START RECORDS PROVIDED

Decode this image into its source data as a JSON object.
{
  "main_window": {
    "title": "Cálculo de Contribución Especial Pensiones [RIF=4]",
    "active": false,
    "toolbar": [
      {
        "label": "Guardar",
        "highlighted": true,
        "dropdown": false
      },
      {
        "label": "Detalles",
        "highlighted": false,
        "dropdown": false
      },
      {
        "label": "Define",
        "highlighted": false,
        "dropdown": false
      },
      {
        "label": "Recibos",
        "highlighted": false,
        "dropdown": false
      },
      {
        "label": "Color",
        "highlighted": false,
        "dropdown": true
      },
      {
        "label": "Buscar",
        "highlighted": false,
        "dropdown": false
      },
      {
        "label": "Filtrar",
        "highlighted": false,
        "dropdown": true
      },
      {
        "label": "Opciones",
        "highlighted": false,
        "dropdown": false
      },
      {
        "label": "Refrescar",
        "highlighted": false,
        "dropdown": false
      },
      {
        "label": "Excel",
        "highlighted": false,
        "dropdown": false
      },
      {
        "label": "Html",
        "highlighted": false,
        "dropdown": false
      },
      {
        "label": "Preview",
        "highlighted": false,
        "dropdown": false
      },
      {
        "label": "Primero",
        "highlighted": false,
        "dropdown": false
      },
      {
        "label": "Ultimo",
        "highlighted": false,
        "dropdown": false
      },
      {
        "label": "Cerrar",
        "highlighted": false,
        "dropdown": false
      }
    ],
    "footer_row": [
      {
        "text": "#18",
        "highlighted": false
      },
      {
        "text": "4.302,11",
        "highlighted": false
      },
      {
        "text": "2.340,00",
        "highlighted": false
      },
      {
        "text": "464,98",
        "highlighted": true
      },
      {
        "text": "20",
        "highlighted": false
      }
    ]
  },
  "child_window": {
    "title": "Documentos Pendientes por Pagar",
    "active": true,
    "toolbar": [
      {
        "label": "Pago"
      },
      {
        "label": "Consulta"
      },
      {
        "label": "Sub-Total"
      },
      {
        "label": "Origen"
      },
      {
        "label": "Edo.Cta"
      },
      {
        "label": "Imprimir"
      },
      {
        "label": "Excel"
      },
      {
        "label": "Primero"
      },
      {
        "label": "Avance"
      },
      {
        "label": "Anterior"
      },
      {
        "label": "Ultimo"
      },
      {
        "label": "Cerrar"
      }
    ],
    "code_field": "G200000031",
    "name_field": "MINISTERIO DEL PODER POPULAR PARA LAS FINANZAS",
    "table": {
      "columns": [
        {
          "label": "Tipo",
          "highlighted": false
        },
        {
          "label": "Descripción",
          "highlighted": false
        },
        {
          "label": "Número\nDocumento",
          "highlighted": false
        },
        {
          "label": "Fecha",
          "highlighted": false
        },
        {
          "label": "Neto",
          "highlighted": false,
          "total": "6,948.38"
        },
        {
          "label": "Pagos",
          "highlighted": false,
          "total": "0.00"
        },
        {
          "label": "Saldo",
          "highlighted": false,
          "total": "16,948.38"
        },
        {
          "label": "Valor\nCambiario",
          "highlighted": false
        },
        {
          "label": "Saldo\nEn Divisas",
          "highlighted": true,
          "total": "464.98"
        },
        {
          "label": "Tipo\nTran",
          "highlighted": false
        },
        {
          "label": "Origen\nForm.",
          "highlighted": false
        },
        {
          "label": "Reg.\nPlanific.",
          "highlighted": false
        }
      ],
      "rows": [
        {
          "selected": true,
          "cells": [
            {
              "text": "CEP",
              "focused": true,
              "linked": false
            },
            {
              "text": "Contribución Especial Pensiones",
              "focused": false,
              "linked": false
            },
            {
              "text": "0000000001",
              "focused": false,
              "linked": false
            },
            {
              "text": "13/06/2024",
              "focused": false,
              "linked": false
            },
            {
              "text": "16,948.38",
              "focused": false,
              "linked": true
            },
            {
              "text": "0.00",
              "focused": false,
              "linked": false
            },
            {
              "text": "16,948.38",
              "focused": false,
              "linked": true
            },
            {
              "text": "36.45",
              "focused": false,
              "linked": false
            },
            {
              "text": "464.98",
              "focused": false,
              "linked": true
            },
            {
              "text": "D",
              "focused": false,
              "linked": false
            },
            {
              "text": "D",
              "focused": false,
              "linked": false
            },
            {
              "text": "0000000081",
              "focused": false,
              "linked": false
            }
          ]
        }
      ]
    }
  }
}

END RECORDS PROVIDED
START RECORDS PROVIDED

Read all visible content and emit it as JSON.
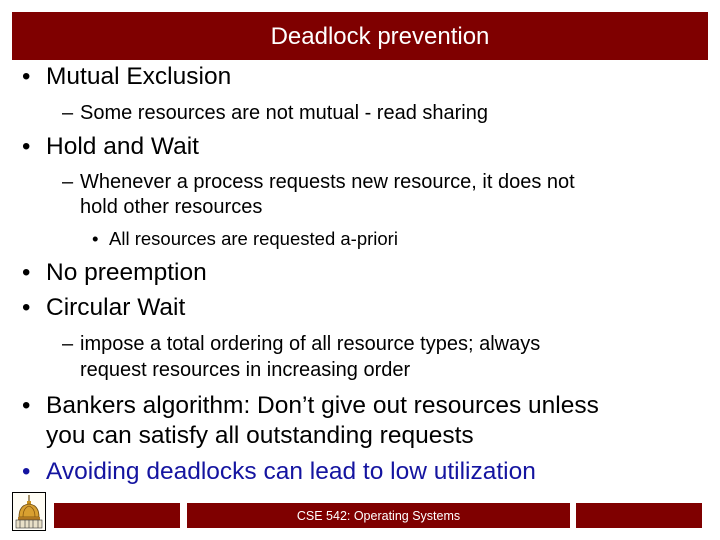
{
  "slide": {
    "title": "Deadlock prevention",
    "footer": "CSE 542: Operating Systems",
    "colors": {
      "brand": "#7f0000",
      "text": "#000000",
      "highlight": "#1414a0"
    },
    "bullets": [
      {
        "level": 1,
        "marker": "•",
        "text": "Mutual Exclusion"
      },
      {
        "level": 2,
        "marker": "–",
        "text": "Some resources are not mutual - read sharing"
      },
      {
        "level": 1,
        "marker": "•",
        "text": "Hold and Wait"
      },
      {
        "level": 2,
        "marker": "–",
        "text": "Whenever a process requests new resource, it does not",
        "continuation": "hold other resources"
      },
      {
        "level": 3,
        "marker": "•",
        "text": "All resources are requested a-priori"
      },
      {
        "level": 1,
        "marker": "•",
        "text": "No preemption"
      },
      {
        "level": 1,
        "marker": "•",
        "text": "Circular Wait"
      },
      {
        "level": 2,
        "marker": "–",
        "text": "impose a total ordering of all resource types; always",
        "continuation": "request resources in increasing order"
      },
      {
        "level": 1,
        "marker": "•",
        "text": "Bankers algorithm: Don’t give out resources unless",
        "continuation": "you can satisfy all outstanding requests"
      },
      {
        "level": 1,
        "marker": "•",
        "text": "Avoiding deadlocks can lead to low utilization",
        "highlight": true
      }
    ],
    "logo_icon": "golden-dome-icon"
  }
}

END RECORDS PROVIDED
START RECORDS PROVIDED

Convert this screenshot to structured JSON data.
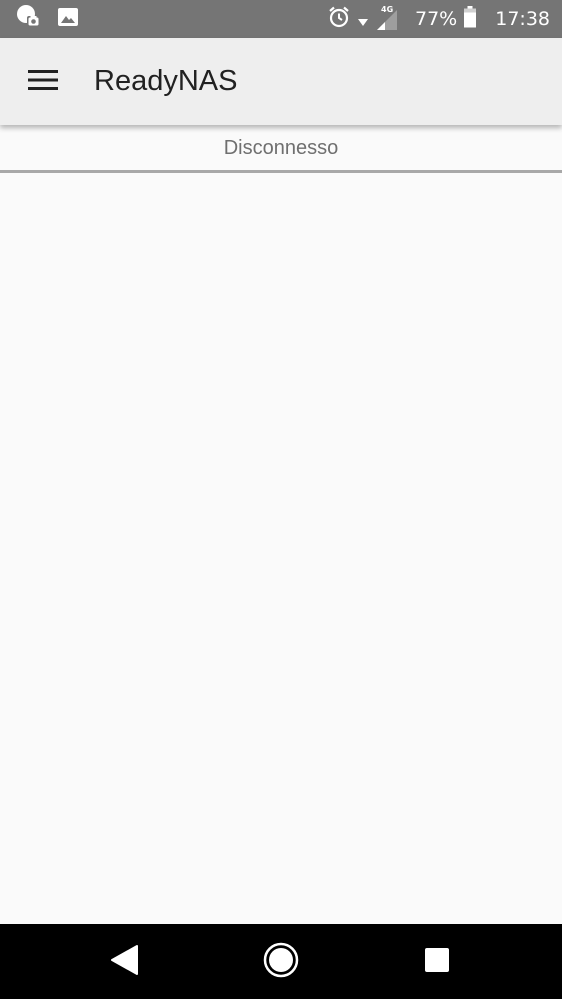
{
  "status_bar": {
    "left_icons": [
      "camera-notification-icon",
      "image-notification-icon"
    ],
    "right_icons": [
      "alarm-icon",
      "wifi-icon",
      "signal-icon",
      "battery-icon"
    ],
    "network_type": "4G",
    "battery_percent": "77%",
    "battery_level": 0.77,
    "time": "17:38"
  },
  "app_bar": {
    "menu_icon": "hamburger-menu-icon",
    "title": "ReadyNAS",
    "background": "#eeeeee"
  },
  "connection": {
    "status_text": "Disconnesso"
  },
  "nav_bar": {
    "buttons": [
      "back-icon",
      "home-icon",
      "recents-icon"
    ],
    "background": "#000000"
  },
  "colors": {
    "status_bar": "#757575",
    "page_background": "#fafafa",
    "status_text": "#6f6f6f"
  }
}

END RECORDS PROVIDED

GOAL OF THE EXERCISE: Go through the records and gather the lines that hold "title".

SOLUTION TO THE PROBLEM:
    "title": "Cálculo de Contribución Especial Pensiones [RIF=4]",
    "title": "Documentos Pendientes por Pagar",
    "title": "Deadlock prevention",
    "title": "ReadyNAS",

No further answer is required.